Furtwängler, their apolitical chief conductor, was long believed to have intervened to save Jewish players from the death camps. In fact, as Trümpi points out, there were none left in the orchestra for Furtwängler to worry about. After Goldberg’s dismissal, there were two solo cellists, Nikolai Graudan and Joseph Schuster, and a first violinist, Gilbert Back. They were the last Jews in the Berlin Philharmonic. The orchestra is pictured in 1936 impassive on stage at Nuremberg as Hitler harangues a rally.
After the Anschluss of 1938, the Vienna Philharmonic struggled with Hitler’s decree to reduce Austria to a province of the Third Reich. Goebbels refused to fund the orchestra, placing it under the authority of the Vienna Gauleiter Baldur von Schirach, a lover of sentimental music. Schirach, who described the deportation he oversaw of 65,000 Jews to the death camps as a ‘contribution to European culture’, authorised the New Year’s concerts that became the orchestra’s trademark. It was not until 2013 that the Vienna Philharmonic revoked the Ring of Honour it had bestowed on three leading figures in the Nazi genocide: Schirach, Seyss-Inquart, Reichskommissar of the occupied Netherlands, and the German railways boss Rudolf Toepfer.

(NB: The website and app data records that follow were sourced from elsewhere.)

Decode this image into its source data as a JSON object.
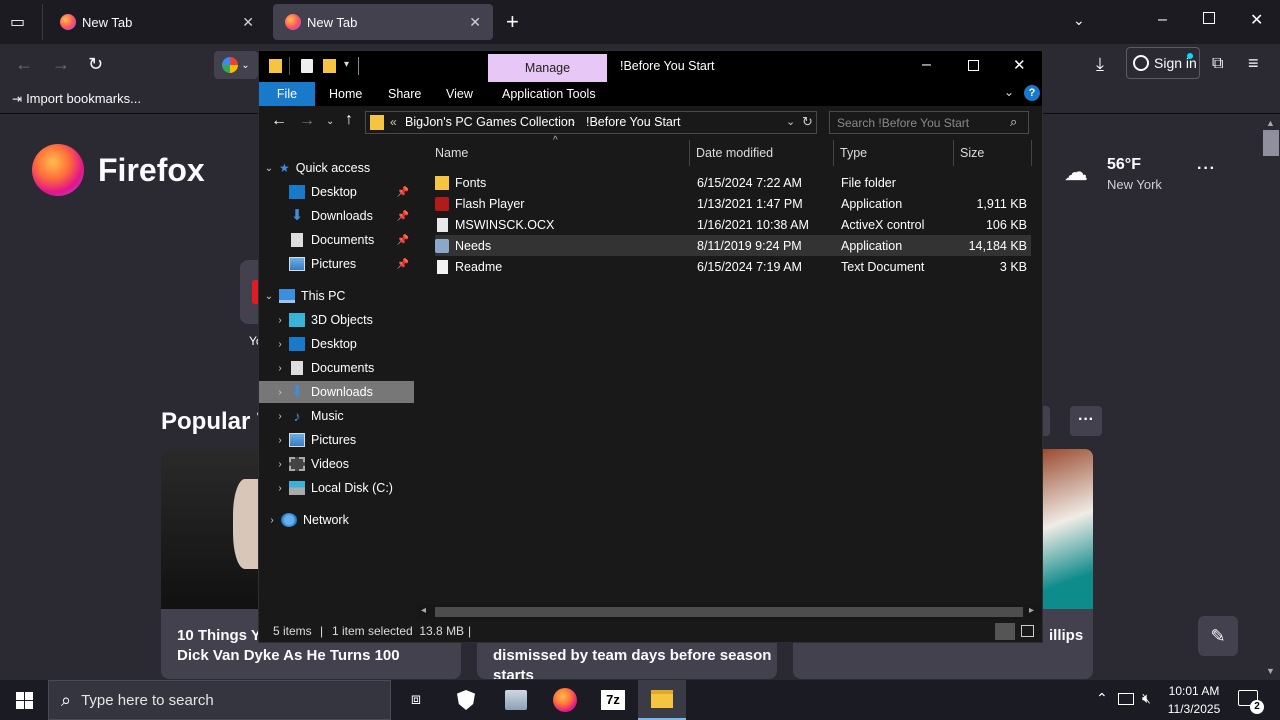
{
  "browser": {
    "tabs": [
      {
        "title": "New Tab",
        "active": false
      },
      {
        "title": "New Tab",
        "active": true
      }
    ],
    "bookmarks_bar": {
      "import_label": "Import bookmarks..."
    },
    "sign_in_label": "Sign in",
    "brand_name": "Firefox",
    "weather": {
      "temp": "56°F",
      "location": "New York"
    },
    "popular_heading": "Popular T",
    "shortcut_partial": "Yo",
    "stories": [
      {
        "title_line1": "10 Things Yo",
        "title_line2": "Dick Van Dyke As He Turns 100"
      },
      {
        "title_line1": "dismissed by team days before season",
        "title_line2": "starts"
      },
      {
        "title_partial": "illips"
      }
    ]
  },
  "explorer": {
    "ribbon_context_tab": "Manage",
    "window_title": "!Before You Start",
    "ribbon_tabs": [
      "File",
      "Home",
      "Share",
      "View",
      "Application Tools"
    ],
    "breadcrumb": {
      "prefix": "«",
      "parts": [
        "BigJon's PC Games Collection",
        "!Before You Start"
      ]
    },
    "search_placeholder": "Search !Before You Start",
    "columns": {
      "name": "Name",
      "date": "Date modified",
      "type": "Type",
      "size": "Size"
    },
    "files": [
      {
        "name": "Fonts",
        "date": "6/15/2024 7:22 AM",
        "type": "File folder",
        "size": "",
        "icon": "folder-icon",
        "selected": false
      },
      {
        "name": "Flash Player",
        "date": "1/13/2021 1:47 PM",
        "type": "Application",
        "size": "1,911 KB",
        "icon": "flash-icon",
        "selected": false
      },
      {
        "name": "MSWINSCK.OCX",
        "date": "1/16/2021 10:38 AM",
        "type": "ActiveX control",
        "size": "106 KB",
        "icon": "ocx-file-icon",
        "selected": false
      },
      {
        "name": "Needs",
        "date": "8/11/2019 9:24 PM",
        "type": "Application",
        "size": "14,184 KB",
        "icon": "app-icon",
        "selected": true
      },
      {
        "name": "Readme",
        "date": "6/15/2024 7:19 AM",
        "type": "Text Document",
        "size": "3 KB",
        "icon": "text-file-icon",
        "selected": false
      }
    ],
    "nav_tree": {
      "quick_access": {
        "label": "Quick access",
        "items": [
          {
            "label": "Desktop",
            "icon": "desktop-icon",
            "pinned": true
          },
          {
            "label": "Downloads",
            "icon": "downloads-icon",
            "pinned": true
          },
          {
            "label": "Documents",
            "icon": "documents-icon",
            "pinned": true
          },
          {
            "label": "Pictures",
            "icon": "pictures-icon",
            "pinned": true
          }
        ]
      },
      "this_pc": {
        "label": "This PC",
        "items": [
          {
            "label": "3D Objects",
            "icon": "3d-objects-icon"
          },
          {
            "label": "Desktop",
            "icon": "desktop-icon"
          },
          {
            "label": "Documents",
            "icon": "documents-icon"
          },
          {
            "label": "Downloads",
            "icon": "downloads-icon",
            "selected": true
          },
          {
            "label": "Music",
            "icon": "music-icon"
          },
          {
            "label": "Pictures",
            "icon": "pictures-icon"
          },
          {
            "label": "Videos",
            "icon": "videos-icon"
          },
          {
            "label": "Local Disk (C:)",
            "icon": "drive-icon"
          }
        ]
      },
      "network": {
        "label": "Network",
        "icon": "network-icon"
      }
    },
    "status": {
      "items": "5 items",
      "selection": "1 item selected  13.8 MB"
    }
  },
  "taskbar": {
    "search_placeholder": "Type here to search",
    "clock": {
      "time": "10:01 AM",
      "date": "11/3/2025"
    },
    "notification_count": "2"
  },
  "colors": {
    "ribbon_blue": "#1979ca",
    "manage_tab": "#e6c7f5",
    "selection": "#777777",
    "firefox_purple": "#9059ff"
  }
}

A Vienna Philharmonic trumpet player, Helmut Wobisch, trained mass murderers to play marches. After the war, this SS man became the orchestra’s business manager. Its wartime chairman, double-bassist Wilhelm Jerger, was a fellow SS officer. He appealed to Schirach to ‘adjust’ the deportation of five Jewish musicians, but the letter went out long after they had been sent to their deaths. Jerger, with the pettiness typical of good Nazis, banned a cellist with a Jewish wife from playing a solo in Brahms’s Double Concerto.
Amid these horrors, both orchestras maintained an exceptional standard of playing in their concert seasons. Furtwängler’s recordings from Berlin convey a surreal otherworldliness alongside an audible tension that echoed the worsening situation outside the concert hall. The Vienna Philharmonic worked under such conductors as the Nazi enthusiast Karl Böhm and the complaisant Clemens Krauss and Hans Knappertsbusch. For the players, it was music business as usual.
Trümpi, his thesis centred on the rivalry between the orchestras, pays little attention to individual tragedies and the lack of personal consequences for miscreants. Despite this shortcoming, there is much to admire in his trove of graphs and documents, which reveal the influence of authoritarian government on every aspect of the two orchestras’ activities, not least their repertoires.
There is something at once absurd and deeply ominous about civil service debates on the level of daily allowance to be paid to musicians on tour in German-occupied countries – countries that were stripped of their wealth and parts of their populations. Trümpi calls this bureaucratic process the ‘politicization’ of the orchestras. To my mind, it had more to do with the nullification of individual conscience and the mass suspension of moral responsibility.
Most chilling of all, these exchanges took place within a framework of law. Everything was completely legal and in conformity with statute and precedent. Hitler governed by executive decree, a method that has suddenly come into vogue again. It was a form of government that was subject to no checks or balances except those provided by the nation’s leading institutions. Engaged with a government that they generally supported, musicians of the Berlin Philharmonic and Vienna Philharmonic abandoned all considerations of humanity and collaborated with the greatest evil. There are lessons here for our own grave times.